Excerpts from an interface dataset

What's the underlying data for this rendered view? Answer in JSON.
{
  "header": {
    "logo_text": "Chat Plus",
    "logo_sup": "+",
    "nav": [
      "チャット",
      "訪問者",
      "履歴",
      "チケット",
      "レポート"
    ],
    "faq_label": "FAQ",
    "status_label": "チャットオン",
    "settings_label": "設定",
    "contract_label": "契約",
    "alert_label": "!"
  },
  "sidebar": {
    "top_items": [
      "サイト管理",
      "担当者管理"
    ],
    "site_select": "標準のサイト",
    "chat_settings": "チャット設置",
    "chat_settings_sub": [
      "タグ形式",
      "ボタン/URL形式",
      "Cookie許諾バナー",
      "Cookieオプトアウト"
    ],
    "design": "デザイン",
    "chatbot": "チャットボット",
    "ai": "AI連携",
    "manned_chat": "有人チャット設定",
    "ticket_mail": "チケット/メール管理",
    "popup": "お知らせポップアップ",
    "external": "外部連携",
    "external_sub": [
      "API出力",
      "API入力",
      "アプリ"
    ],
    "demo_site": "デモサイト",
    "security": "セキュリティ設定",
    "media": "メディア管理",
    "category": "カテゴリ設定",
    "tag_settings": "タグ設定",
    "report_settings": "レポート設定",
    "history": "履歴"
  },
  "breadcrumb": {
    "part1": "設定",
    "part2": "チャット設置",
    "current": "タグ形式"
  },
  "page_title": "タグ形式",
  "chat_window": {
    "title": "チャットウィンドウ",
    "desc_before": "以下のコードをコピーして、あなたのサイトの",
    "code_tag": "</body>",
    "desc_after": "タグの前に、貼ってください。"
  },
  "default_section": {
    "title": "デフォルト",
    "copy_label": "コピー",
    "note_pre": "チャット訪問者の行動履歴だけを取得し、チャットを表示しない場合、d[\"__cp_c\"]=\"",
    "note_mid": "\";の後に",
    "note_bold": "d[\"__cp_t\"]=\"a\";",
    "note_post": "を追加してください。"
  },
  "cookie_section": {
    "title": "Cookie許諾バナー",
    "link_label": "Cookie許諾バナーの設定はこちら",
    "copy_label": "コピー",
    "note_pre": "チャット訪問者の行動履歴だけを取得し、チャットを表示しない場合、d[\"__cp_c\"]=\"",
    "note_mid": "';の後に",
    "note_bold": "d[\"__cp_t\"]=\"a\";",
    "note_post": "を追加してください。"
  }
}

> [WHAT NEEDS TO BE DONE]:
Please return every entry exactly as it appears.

> [TASK OUTPUT]:
What's the underlying data for this rendered view? Answer in JSON.
{
  "header": {
    "logo_text": "Chat Plus",
    "logo_sup": "+",
    "nav": [
      "チャット",
      "訪問者",
      "履歴",
      "チケット",
      "レポート"
    ],
    "faq_label": "FAQ",
    "status_label": "チャットオン",
    "settings_label": "設定",
    "contract_label": "契約",
    "alert_label": "!"
  },
  "sidebar": {
    "top_items": [
      "サイト管理",
      "担当者管理"
    ],
    "site_select": "標準のサイト",
    "chat_settings": "チャット設置",
    "chat_settings_sub": [
      "タグ形式",
      "ボタン/URL形式",
      "Cookie許諾バナー",
      "Cookieオプトアウト"
    ],
    "design": "デザイン",
    "chatbot": "チャットボット",
    "ai": "AI連携",
    "manned_chat": "有人チャット設定",
    "ticket_mail": "チケット/メール管理",
    "popup": "お知らせポップアップ",
    "external": "外部連携",
    "external_sub": [
      "API出力",
      "API入力",
      "アプリ"
    ],
    "demo_site": "デモサイト",
    "security": "セキュリティ設定",
    "media": "メディア管理",
    "category": "カテゴリ設定",
    "tag_settings": "タグ設定",
    "report_settings": "レポート設定",
    "history": "履歴"
  },
  "breadcrumb": {
    "part1": "設定",
    "part2": "チャット設置",
    "current": "タグ形式"
  },
  "page_title": "タグ形式",
  "chat_window": {
    "title": "チャットウィンドウ",
    "desc_before": "以下のコードをコピーして、あなたのサイトの",
    "code_tag": "</body>",
    "desc_after": "タグの前に、貼ってください。"
  },
  "default_section": {
    "title": "デフォルト",
    "copy_label": "コピー",
    "note_pre": "チャット訪問者の行動履歴だけを取得し、チャットを表示しない場合、d[\"__cp_c\"]=\"",
    "note_mid": "\";の後に",
    "note_bold": "d[\"__cp_t\"]=\"a\";",
    "note_post": "を追加してください。"
  },
  "cookie_section": {
    "title": "Cookie許諾バナー",
    "link_label": "Cookie許諾バナーの設定はこちら",
    "copy_label": "コピー",
    "note_pre": "チャット訪問者の行動履歴だけを取得し、チャットを表示しない場合、d[\"__cp_c\"]=\"",
    "note_mid": "';の後に",
    "note_bold": "d[\"__cp_t\"]=\"a\";",
    "note_post": "を追加してください。"
  }
}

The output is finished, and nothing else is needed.